**Datum in ura**/ Date and time: 5.2.19

**Predavalnica**/ Location: FAMNIT-MP1

**Predavatelj**/ Lecturer: Tadeusz Januszkiewicz (Polish Academy of Sciences, Poland)

**Naslov**/ Title: On k-regular maps

**Vsebina**/ Abstract:

The concept of k-regular maps was introduced into topology by Karol Borsuk in 1950'. Long before it was investigeted in interpolation and approximation theory by (among others) Chebyshev and Kolmogorov, and had distinctly applied mathematics flavor.

A continuous map f: X\to V, from a topological space to a vector space is k-regular of for any k distinct points in X their images are linearly independent.

Example:

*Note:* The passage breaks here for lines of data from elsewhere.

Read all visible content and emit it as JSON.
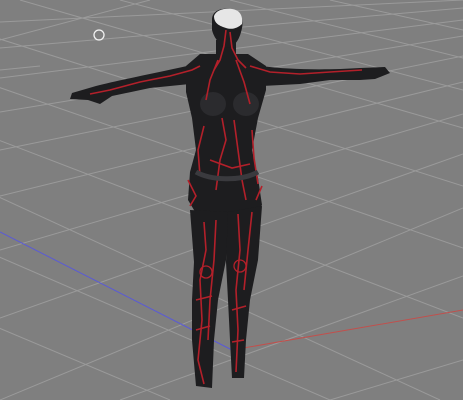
{
  "viewport": {
    "background_color": "#7f7f7f",
    "grid_color": "#9a9a9a",
    "x_axis_color": "#c0504d",
    "z_axis_color": "#5a5ad6",
    "y_axis_color": "#4ab04a"
  },
  "model": {
    "body_color": "#1d1d1f",
    "vein_color": "#b3202a",
    "mask_color": "#e6e6e6"
  },
  "cursor": {
    "icon": "circle-cursor-icon"
  }
}
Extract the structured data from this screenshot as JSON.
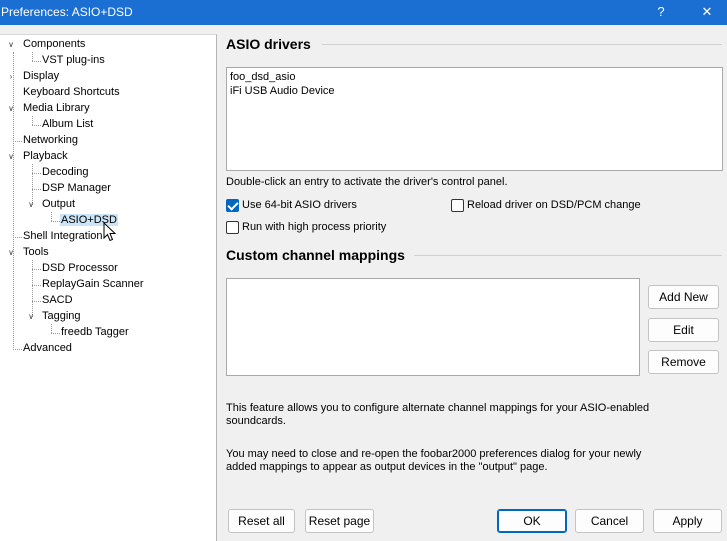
{
  "window": {
    "title": "Preferences: ASIO+DSD",
    "help_label": "?",
    "close_label": "✕"
  },
  "tree": {
    "components": "Components",
    "vst": "VST plug-ins",
    "display": "Display",
    "keyboard": "Keyboard Shortcuts",
    "media_library": "Media Library",
    "album_list": "Album List",
    "networking": "Networking",
    "playback": "Playback",
    "decoding": "Decoding",
    "dsp_manager": "DSP Manager",
    "output": "Output",
    "asio_dsd": "ASIO+DSD",
    "shell": "Shell Integration",
    "tools": "Tools",
    "dsd_processor": "DSD Processor",
    "replaygain": "ReplayGain Scanner",
    "sacd": "SACD",
    "tagging": "Tagging",
    "freedb": "freedb Tagger",
    "advanced": "Advanced",
    "selected": "ASIO+DSD"
  },
  "asio": {
    "heading": "ASIO drivers",
    "drivers": [
      "foo_dsd_asio",
      "iFi USB Audio Device"
    ],
    "hint": "Double-click an entry to activate the driver's control panel.",
    "use64_label": "Use 64-bit ASIO drivers",
    "use64_checked": true,
    "reload_label": "Reload driver on DSD/PCM change",
    "reload_checked": false,
    "highprio_label": "Run with high process priority",
    "highprio_checked": false
  },
  "mappings": {
    "heading": "Custom channel mappings",
    "add_new": "Add New",
    "edit": "Edit",
    "remove": "Remove",
    "info1": "This feature allows you to configure alternate channel mappings for your ASIO-enabled soundcards.",
    "info2": "You may need to close and re-open the foobar2000 preferences dialog for your newly added mappings to appear as output devices in the \"output\" page."
  },
  "footer": {
    "reset_all": "Reset all",
    "reset_page": "Reset page",
    "ok": "OK",
    "cancel": "Cancel",
    "apply": "Apply"
  },
  "colors": {
    "titlebar": "#1c6fd2",
    "selection": "#cce4f7",
    "checkbox_accent": "#0067c0"
  }
}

If f:X\to V is an embedding, then the map F: X\to R\oplus V, defned by F(x)=(1,f(x))

is 2-regular.

In analogy to theory of embeddings, one of central problems in the study of k-regular maps is (given k, X) to construct a k-regular map of X into space V of minimal possible dimension. Unlike for embeddings, this is interesting already for X=R^d I will discuss lower bounds (obstructions) to the existence to the existence of k-regular maps (this involves some algebraic topology of configuration spaces, following work of many people, most recent being Blagojevic, Cohen, Lueck and Ziegler) and upper bounds (constructions) (this involves some algebraic geometry of secant varieties and Hilbert schemes, following the work of Buczynski, Januszkiewicz, Jelisiejew and Michalek).

**Datum in ura**/ Date and time: 14.1.19

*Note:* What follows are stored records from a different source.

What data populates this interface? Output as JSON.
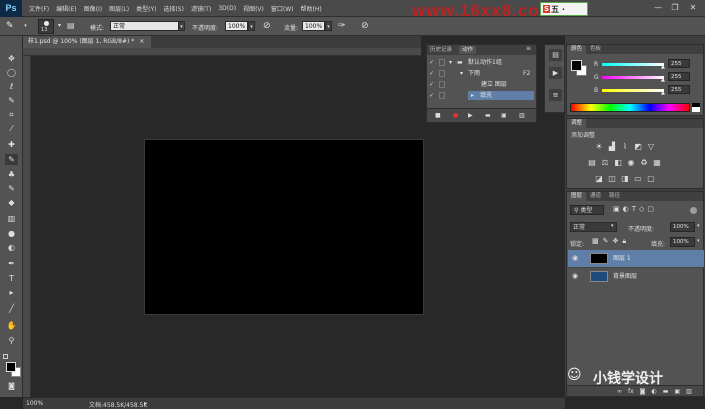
{
  "app": {
    "logo": "Ps"
  },
  "menubar": {
    "items": [
      "文件(F)",
      "编辑(E)",
      "图像(I)",
      "图层(L)",
      "类型(Y)",
      "选择(S)",
      "滤镜(T)",
      "3D(D)",
      "视图(V)",
      "窗口(W)",
      "帮助(H)"
    ]
  },
  "watermark": {
    "site": "www.16xx8.com",
    "badge_s": "S",
    "badge_text": "五 ·"
  },
  "window_controls": {
    "minimize": "—",
    "restore": "❐",
    "close": "✕"
  },
  "options": {
    "brush_size": "13",
    "mode_label": "模式:",
    "mode_value": "正常",
    "opacity_label": "不透明度:",
    "opacity_value": "100%",
    "flow_label": "流量:",
    "flow_value": "100%"
  },
  "document": {
    "tab_title": "样1.psd @ 100% (图层 1, RGB/8#) *",
    "tab_close": "×",
    "zoom": "100%",
    "doc_size": "文档:458.5K/458.5K"
  },
  "actions_panel": {
    "tabs": [
      "历史记录",
      "动作"
    ],
    "rows": [
      {
        "check": "✓",
        "label": "默认动作1组",
        "shortcut": ""
      },
      {
        "check": "✓",
        "label": "下雨",
        "shortcut": "F2"
      },
      {
        "check": "✓",
        "label": "建立 图层",
        "shortcut": ""
      },
      {
        "check": "✓",
        "label": "填充",
        "shortcut": ""
      }
    ]
  },
  "color_panel": {
    "tabs": [
      "颜色",
      "色板"
    ],
    "channels": [
      {
        "label": "R",
        "value": "255",
        "color": "#ff3030"
      },
      {
        "label": "G",
        "value": "255",
        "color": "#30ff30"
      },
      {
        "label": "B",
        "value": "255",
        "color": "#3060ff"
      }
    ]
  },
  "adjustments_panel": {
    "title": "调整",
    "subtitle": "添加调整"
  },
  "layers_panel": {
    "tabs": [
      "图层",
      "通道",
      "路径"
    ],
    "kind_filter": "类型",
    "blend_mode": "正常",
    "opacity_label": "不透明度:",
    "opacity_value": "100%",
    "lock_label": "锁定:",
    "fill_label": "填充:",
    "fill_value": "100%",
    "layers": [
      {
        "name": "图层 1",
        "selected": true,
        "thumb_color": "#000000"
      },
      {
        "name": "背景图层",
        "selected": false,
        "thumb_color": "#1e4a7a"
      }
    ]
  },
  "wechat_watermark": {
    "text": "小钱学设计"
  },
  "colors": {
    "accent_selected": "#5f7fa8",
    "panel_bg": "#535353",
    "app_bg": "#282828"
  }
}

**Predavalnica**/ Location: FAMNIT-MP7 (formerly FAMNIT-POŠTA)

**Predavatelj**/ Lecturer: Nastja Cepak (UP IAM, UP FAMNIT)

**Naslov**/ Title: Blockchain

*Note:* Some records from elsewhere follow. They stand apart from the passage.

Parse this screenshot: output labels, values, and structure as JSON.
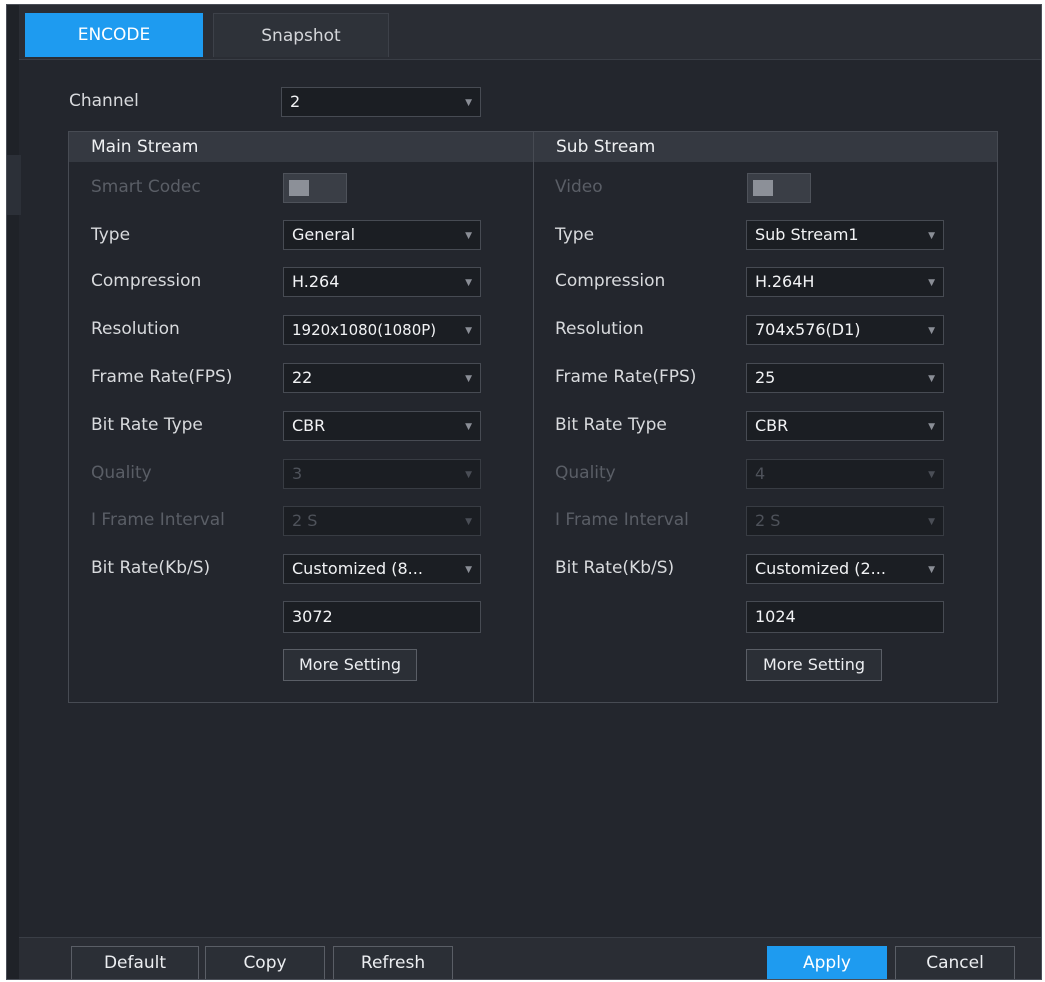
{
  "tabs": [
    {
      "label": "ENCODE",
      "active": true
    },
    {
      "label": "Snapshot",
      "active": false
    }
  ],
  "channel": {
    "label": "Channel",
    "value": "2"
  },
  "main_stream": {
    "header": "Main Stream",
    "smart_codec": {
      "label": "Smart Codec",
      "enabled": false
    },
    "type": {
      "label": "Type",
      "value": "General"
    },
    "compression": {
      "label": "Compression",
      "value": "H.264"
    },
    "resolution": {
      "label": "Resolution",
      "value": "1920x1080(1080P)"
    },
    "frame_rate": {
      "label": "Frame Rate(FPS)",
      "value": "22"
    },
    "bit_rate_type": {
      "label": "Bit Rate Type",
      "value": "CBR"
    },
    "quality": {
      "label": "Quality",
      "value": "3",
      "disabled": true
    },
    "i_frame_interval": {
      "label": "I Frame Interval",
      "value": "2 S",
      "disabled": true
    },
    "bit_rate": {
      "label": "Bit Rate(Kb/S)",
      "value": "Customized (8...",
      "custom_value": "3072"
    },
    "more_setting": "More Setting"
  },
  "sub_stream": {
    "header": "Sub Stream",
    "video": {
      "label": "Video",
      "enabled": false
    },
    "type": {
      "label": "Type",
      "value": "Sub Stream1"
    },
    "compression": {
      "label": "Compression",
      "value": "H.264H"
    },
    "resolution": {
      "label": "Resolution",
      "value": "704x576(D1)"
    },
    "frame_rate": {
      "label": "Frame Rate(FPS)",
      "value": "25"
    },
    "bit_rate_type": {
      "label": "Bit Rate Type",
      "value": "CBR"
    },
    "quality": {
      "label": "Quality",
      "value": "4",
      "disabled": true
    },
    "i_frame_interval": {
      "label": "I Frame Interval",
      "value": "2 S",
      "disabled": true
    },
    "bit_rate": {
      "label": "Bit Rate(Kb/S)",
      "value": "Customized (2...",
      "custom_value": "1024"
    },
    "more_setting": "More Setting"
  },
  "footer": {
    "default": "Default",
    "copy": "Copy",
    "refresh": "Refresh",
    "apply": "Apply",
    "cancel": "Cancel"
  },
  "colors": {
    "accent": "#1e9bf0",
    "background": "#23262d"
  },
  "icons": {
    "dropdown_arrow": "chevron-down-icon"
  }
}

**Vsebina**/ Abstract:

In 2017 we have been hearing a lot about blockchain, in 2018 a bit less. But what is a blockchain, really? How is it connected to Bitcoin? Why is there the "crypto" in "cryptocurrencies"? And should we, as mathematicians, be even interested in it? We will be talking about these and similar questions during the seminar. We will briefly look at what kind of mathematics a usual blockchain is based on, how it started, and in what ways today's world is trying to use it.

**Datum in ura**/ Date and time: 7.1.19

**Predavalnica**/ Location: FAMNIT-MP7 (formerly FAMNIT-POŠTA)

**Predavatelj**/ Lecturer: Tomaž Pisanski (University of Primorska)

**Naslov**/ Title: Computing Wiener index of a tree from its terminal matrix

**Vsebina**/ Abstract:

In this talk we present an algorithm for computing the Wiener index of a tree from the distance matrix of its leaves, known also as the terminal matrix of a tree. The algorithm performs better than the linear time algorithm for trees that have a large number of vertices of valence 2.